▸ **REQUIRED ACTION**
Once you have read the data below, set it all down again exactly.

▸ **INFORMATION SUPPLIED**
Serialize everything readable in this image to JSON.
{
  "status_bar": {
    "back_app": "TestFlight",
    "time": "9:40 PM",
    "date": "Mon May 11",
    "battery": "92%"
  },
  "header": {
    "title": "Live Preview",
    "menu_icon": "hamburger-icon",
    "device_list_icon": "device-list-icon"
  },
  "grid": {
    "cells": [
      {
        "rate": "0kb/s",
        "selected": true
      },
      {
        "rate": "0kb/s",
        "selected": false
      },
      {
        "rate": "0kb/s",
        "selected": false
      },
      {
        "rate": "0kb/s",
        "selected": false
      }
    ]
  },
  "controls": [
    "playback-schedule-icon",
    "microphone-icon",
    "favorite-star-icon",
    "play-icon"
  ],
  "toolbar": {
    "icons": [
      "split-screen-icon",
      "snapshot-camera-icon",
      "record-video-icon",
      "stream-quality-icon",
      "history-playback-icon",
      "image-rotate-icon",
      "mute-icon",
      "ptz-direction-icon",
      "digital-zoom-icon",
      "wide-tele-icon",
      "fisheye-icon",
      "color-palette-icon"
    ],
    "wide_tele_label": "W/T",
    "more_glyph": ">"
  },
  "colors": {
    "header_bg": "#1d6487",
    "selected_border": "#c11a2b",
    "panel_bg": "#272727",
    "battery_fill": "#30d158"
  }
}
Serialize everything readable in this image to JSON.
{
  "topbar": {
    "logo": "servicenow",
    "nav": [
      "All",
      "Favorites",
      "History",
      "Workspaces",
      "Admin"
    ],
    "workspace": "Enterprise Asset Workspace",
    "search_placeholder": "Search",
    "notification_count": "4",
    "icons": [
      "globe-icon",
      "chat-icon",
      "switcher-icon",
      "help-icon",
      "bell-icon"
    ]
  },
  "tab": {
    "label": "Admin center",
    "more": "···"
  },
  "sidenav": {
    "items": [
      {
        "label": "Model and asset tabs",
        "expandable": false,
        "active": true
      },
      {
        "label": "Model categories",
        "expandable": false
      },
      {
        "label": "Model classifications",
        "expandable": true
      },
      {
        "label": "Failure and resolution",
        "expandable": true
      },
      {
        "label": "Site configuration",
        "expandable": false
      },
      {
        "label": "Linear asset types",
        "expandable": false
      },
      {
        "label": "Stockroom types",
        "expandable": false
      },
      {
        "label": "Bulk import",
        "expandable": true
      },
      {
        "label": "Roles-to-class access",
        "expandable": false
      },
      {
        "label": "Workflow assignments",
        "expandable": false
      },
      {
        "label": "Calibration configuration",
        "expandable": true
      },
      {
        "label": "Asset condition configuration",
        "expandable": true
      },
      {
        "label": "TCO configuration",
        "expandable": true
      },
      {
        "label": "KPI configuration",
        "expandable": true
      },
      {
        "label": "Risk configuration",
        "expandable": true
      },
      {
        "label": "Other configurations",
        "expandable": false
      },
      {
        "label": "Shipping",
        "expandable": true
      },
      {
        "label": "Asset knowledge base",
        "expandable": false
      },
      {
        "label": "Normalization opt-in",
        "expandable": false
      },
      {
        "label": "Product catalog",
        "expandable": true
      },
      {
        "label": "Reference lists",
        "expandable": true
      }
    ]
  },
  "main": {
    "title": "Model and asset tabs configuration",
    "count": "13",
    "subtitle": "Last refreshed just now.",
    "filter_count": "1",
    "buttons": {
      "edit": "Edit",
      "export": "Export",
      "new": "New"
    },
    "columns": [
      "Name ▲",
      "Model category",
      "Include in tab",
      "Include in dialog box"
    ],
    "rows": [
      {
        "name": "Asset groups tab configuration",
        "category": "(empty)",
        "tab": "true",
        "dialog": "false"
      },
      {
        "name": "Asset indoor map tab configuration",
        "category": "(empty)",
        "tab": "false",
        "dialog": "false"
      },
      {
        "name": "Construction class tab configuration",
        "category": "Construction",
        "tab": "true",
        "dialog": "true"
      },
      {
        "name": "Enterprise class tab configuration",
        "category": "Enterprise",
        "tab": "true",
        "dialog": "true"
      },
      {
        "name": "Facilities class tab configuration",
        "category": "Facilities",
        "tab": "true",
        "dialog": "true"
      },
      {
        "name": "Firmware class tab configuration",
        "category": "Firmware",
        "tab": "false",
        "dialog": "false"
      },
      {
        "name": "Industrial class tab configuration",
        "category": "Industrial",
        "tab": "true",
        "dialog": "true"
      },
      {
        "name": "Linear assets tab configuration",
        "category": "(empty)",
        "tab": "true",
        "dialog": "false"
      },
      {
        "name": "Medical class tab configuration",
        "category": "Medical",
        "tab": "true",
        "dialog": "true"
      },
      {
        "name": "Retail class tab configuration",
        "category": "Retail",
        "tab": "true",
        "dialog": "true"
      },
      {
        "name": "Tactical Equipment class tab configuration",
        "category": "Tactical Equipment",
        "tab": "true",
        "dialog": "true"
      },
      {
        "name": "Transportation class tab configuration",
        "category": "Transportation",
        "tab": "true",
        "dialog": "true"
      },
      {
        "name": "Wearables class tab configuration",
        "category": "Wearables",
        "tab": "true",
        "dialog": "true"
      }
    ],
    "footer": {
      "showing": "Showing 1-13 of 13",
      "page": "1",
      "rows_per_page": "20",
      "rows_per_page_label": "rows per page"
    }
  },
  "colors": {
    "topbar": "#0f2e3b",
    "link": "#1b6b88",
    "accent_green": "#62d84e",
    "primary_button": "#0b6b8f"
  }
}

▸ **EXPECTED ANSWER**
Serialize everything readable in this image to JSON.
{
  "status_bar": {
    "back_app": "TestFlight",
    "time": "9:40 PM",
    "date": "Mon May 11",
    "battery": "92%"
  },
  "header": {
    "title": "Live Preview",
    "menu_icon": "hamburger-icon",
    "device_list_icon": "device-list-icon"
  },
  "grid": {
    "cells": [
      {
        "rate": "0kb/s",
        "selected": true
      },
      {
        "rate": "0kb/s",
        "selected": false
      },
      {
        "rate": "0kb/s",
        "selected": false
      },
      {
        "rate": "0kb/s",
        "selected": false
      }
    ]
  },
  "controls": [
    "playback-schedule-icon",
    "microphone-icon",
    "favorite-star-icon",
    "play-icon"
  ],
  "toolbar": {
    "icons": [
      "split-screen-icon",
      "snapshot-camera-icon",
      "record-video-icon",
      "stream-quality-icon",
      "history-playback-icon",
      "image-rotate-icon",
      "mute-icon",
      "ptz-direction-icon",
      "digital-zoom-icon",
      "wide-tele-icon",
      "fisheye-icon",
      "color-palette-icon"
    ],
    "wide_tele_label": "W/T",
    "more_glyph": ">"
  },
  "colors": {
    "header_bg": "#1d6487",
    "selected_border": "#c11a2b",
    "panel_bg": "#272727",
    "battery_fill": "#30d158"
  }
}
Serialize everything readable in this image to JSON.
{
  "topbar": {
    "logo": "servicenow",
    "nav": [
      "All",
      "Favorites",
      "History",
      "Workspaces",
      "Admin"
    ],
    "workspace": "Enterprise Asset Workspace",
    "search_placeholder": "Search",
    "notification_count": "4",
    "icons": [
      "globe-icon",
      "chat-icon",
      "switcher-icon",
      "help-icon",
      "bell-icon"
    ]
  },
  "tab": {
    "label": "Admin center",
    "more": "···"
  },
  "sidenav": {
    "items": [
      {
        "label": "Model and asset tabs",
        "expandable": false,
        "active": true
      },
      {
        "label": "Model categories",
        "expandable": false
      },
      {
        "label": "Model classifications",
        "expandable": true
      },
      {
        "label": "Failure and resolution",
        "expandable": true
      },
      {
        "label": "Site configuration",
        "expandable": false
      },
      {
        "label": "Linear asset types",
        "expandable": false
      },
      {
        "label": "Stockroom types",
        "expandable": false
      },
      {
        "label": "Bulk import",
        "expandable": true
      },
      {
        "label": "Roles-to-class access",
        "expandable": false
      },
      {
        "label": "Workflow assignments",
        "expandable": false
      },
      {
        "label": "Calibration configuration",
        "expandable": true
      },
      {
        "label": "Asset condition configuration",
        "expandable": true
      },
      {
        "label": "TCO configuration",
        "expandable": true
      },
      {
        "label": "KPI configuration",
        "expandable": true
      },
      {
        "label": "Risk configuration",
        "expandable": true
      },
      {
        "label": "Other configurations",
        "expandable": false
      },
      {
        "label": "Shipping",
        "expandable": true
      },
      {
        "label": "Asset knowledge base",
        "expandable": false
      },
      {
        "label": "Normalization opt-in",
        "expandable": false
      },
      {
        "label": "Product catalog",
        "expandable": true
      },
      {
        "label": "Reference lists",
        "expandable": true
      }
    ]
  },
  "main": {
    "title": "Model and asset tabs configuration",
    "count": "13",
    "subtitle": "Last refreshed just now.",
    "filter_count": "1",
    "buttons": {
      "edit": "Edit",
      "export": "Export",
      "new": "New"
    },
    "columns": [
      "Name ▲",
      "Model category",
      "Include in tab",
      "Include in dialog box"
    ],
    "rows": [
      {
        "name": "Asset groups tab configuration",
        "category": "(empty)",
        "tab": "true",
        "dialog": "false"
      },
      {
        "name": "Asset indoor map tab configuration",
        "category": "(empty)",
        "tab": "false",
        "dialog": "false"
      },
      {
        "name": "Construction class tab configuration",
        "category": "Construction",
        "tab": "true",
        "dialog": "true"
      },
      {
        "name": "Enterprise class tab configuration",
        "category": "Enterprise",
        "tab": "true",
        "dialog": "true"
      },
      {
        "name": "Facilities class tab configuration",
        "category": "Facilities",
        "tab": "true",
        "dialog": "true"
      },
      {
        "name": "Firmware class tab configuration",
        "category": "Firmware",
        "tab": "false",
        "dialog": "false"
      },
      {
        "name": "Industrial class tab configuration",
        "category": "Industrial",
        "tab": "true",
        "dialog": "true"
      },
      {
        "name": "Linear assets tab configuration",
        "category": "(empty)",
        "tab": "true",
        "dialog": "false"
      },
      {
        "name": "Medical class tab configuration",
        "category": "Medical",
        "tab": "true",
        "dialog": "true"
      },
      {
        "name": "Retail class tab configuration",
        "category": "Retail",
        "tab": "true",
        "dialog": "true"
      },
      {
        "name": "Tactical Equipment class tab configuration",
        "category": "Tactical Equipment",
        "tab": "true",
        "dialog": "true"
      },
      {
        "name": "Transportation class tab configuration",
        "category": "Transportation",
        "tab": "true",
        "dialog": "true"
      },
      {
        "name": "Wearables class tab configuration",
        "category": "Wearables",
        "tab": "true",
        "dialog": "true"
      }
    ],
    "footer": {
      "showing": "Showing 1-13 of 13",
      "page": "1",
      "rows_per_page": "20",
      "rows_per_page_label": "rows per page"
    }
  },
  "colors": {
    "topbar": "#0f2e3b",
    "link": "#1b6b88",
    "accent_green": "#62d84e",
    "primary_button": "#0b6b8f"
  }
}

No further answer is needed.